▸ TASK DETAILS
Search the records below for the string "icon" and copy each line where it turns up.

▸ DATASET RECORDS
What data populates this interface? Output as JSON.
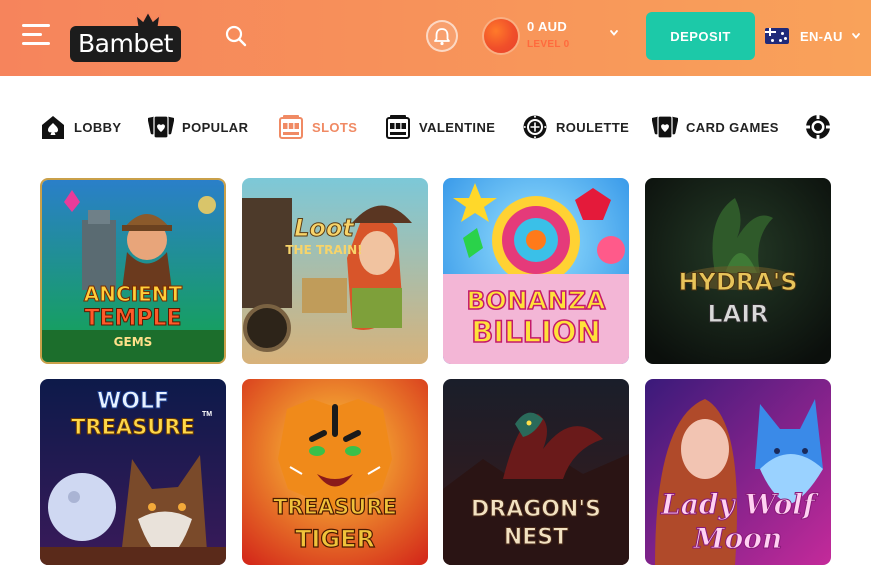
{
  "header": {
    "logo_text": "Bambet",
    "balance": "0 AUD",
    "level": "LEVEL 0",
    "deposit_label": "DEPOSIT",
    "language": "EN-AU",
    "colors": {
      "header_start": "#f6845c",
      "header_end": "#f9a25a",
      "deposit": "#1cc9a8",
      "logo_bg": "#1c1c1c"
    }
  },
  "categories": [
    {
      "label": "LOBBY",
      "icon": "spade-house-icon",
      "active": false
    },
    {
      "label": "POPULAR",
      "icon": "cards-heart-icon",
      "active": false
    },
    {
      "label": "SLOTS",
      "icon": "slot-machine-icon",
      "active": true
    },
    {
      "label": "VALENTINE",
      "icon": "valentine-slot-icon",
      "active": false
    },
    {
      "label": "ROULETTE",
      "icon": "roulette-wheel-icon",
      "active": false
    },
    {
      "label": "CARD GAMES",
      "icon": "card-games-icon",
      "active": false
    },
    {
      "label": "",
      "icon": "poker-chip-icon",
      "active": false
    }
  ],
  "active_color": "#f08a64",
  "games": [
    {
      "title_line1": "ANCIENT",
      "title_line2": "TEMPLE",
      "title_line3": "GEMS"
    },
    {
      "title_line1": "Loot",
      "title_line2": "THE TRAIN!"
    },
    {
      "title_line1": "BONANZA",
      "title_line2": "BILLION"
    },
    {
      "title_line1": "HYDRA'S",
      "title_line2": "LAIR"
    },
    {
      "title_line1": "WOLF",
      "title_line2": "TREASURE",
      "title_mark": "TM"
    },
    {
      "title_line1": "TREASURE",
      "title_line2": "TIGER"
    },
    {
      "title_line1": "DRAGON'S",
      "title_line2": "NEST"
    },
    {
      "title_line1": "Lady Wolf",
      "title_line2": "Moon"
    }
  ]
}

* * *

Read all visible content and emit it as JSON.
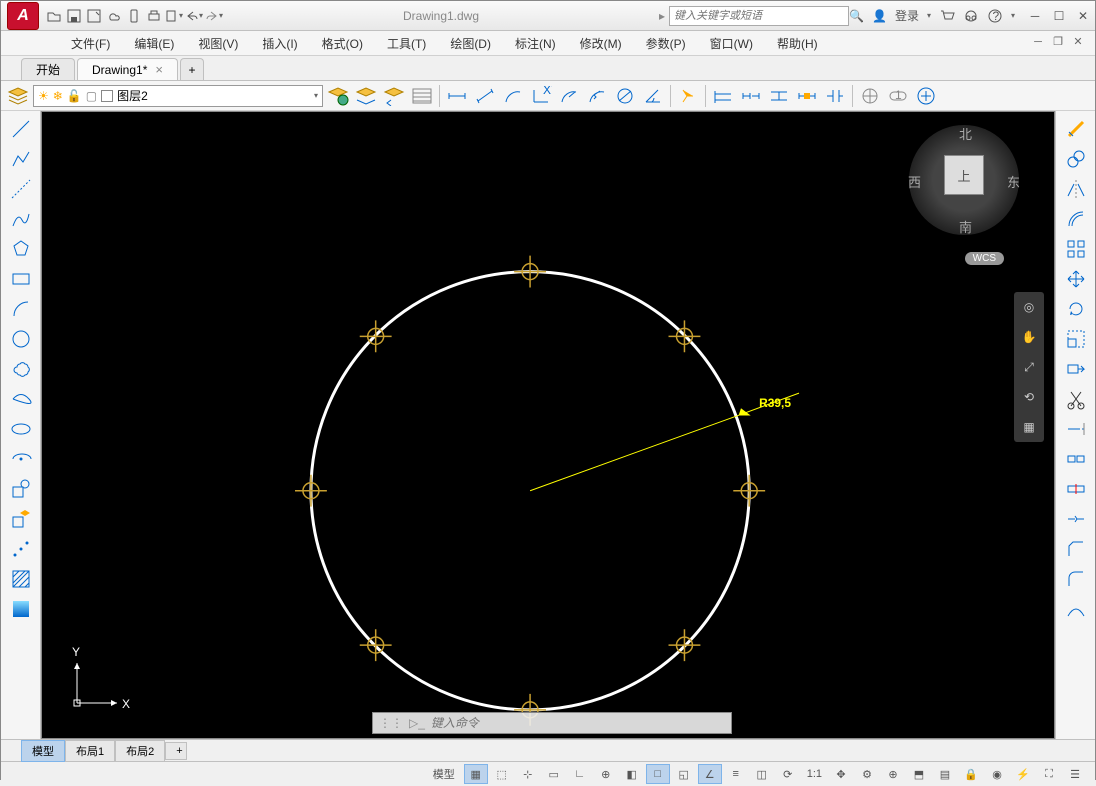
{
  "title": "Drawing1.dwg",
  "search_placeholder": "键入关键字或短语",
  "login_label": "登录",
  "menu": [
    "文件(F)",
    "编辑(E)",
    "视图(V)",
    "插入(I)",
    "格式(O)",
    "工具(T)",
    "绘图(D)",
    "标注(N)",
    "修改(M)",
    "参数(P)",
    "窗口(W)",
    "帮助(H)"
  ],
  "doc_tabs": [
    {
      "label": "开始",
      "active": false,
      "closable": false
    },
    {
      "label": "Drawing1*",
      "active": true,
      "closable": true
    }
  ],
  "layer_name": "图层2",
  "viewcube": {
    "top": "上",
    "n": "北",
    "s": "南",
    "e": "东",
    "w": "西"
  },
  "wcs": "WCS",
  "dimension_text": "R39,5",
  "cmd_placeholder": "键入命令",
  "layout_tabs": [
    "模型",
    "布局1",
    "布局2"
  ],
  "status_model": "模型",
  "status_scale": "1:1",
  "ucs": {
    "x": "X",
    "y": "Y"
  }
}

▸ EXERCISE SOLUTION
      "icon": "spade-house-icon",
      "icon": "cards-heart-icon",
      "icon": "slot-machine-icon",
      "icon": "valentine-slot-icon",
      "icon": "roulette-wheel-icon",
      "icon": "card-games-icon",
      "icon": "poker-chip-icon",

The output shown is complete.